[Instructions to follow]:
Copy every line from the records below that carries the word "title".

App and web page records:
────────────────────────────────────────
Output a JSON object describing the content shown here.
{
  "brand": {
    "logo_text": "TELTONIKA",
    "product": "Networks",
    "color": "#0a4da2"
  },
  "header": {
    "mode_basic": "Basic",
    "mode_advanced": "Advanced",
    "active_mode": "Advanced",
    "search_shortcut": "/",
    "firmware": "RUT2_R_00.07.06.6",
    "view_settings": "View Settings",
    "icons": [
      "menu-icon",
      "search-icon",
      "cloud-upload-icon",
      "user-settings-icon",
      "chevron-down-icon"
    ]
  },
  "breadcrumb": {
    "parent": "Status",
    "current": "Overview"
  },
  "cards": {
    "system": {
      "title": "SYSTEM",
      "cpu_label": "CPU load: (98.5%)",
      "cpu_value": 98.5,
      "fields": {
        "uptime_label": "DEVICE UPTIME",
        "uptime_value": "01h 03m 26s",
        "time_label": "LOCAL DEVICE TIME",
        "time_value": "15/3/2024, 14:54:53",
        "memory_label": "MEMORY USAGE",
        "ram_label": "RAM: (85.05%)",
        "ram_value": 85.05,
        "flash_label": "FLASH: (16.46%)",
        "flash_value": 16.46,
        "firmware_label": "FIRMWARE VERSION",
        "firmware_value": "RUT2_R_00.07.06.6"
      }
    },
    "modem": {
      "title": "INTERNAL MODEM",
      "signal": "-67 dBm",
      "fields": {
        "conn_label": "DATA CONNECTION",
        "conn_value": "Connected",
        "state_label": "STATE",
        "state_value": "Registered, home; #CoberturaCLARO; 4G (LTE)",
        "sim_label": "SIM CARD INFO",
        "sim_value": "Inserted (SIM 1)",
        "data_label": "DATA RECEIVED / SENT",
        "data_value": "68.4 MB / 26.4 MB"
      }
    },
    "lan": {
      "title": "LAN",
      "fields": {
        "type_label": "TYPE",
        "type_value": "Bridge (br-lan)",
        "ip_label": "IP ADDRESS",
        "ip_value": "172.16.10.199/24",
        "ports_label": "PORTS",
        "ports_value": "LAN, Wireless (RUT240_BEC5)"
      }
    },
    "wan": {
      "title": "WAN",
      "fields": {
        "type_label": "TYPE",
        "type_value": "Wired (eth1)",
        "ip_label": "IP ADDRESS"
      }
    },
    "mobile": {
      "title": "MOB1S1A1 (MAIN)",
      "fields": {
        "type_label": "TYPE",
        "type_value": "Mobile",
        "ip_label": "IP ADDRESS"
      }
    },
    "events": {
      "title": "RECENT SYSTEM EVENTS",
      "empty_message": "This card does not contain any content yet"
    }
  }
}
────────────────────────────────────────
[Result of this task]:
      "title": "SYSTEM",
      "title": "INTERNAL MODEM",
      "title": "LAN",
      "title": "WAN",
      "title": "MOB1S1A1 (MAIN)",
      "title": "RECENT SYSTEM EVENTS",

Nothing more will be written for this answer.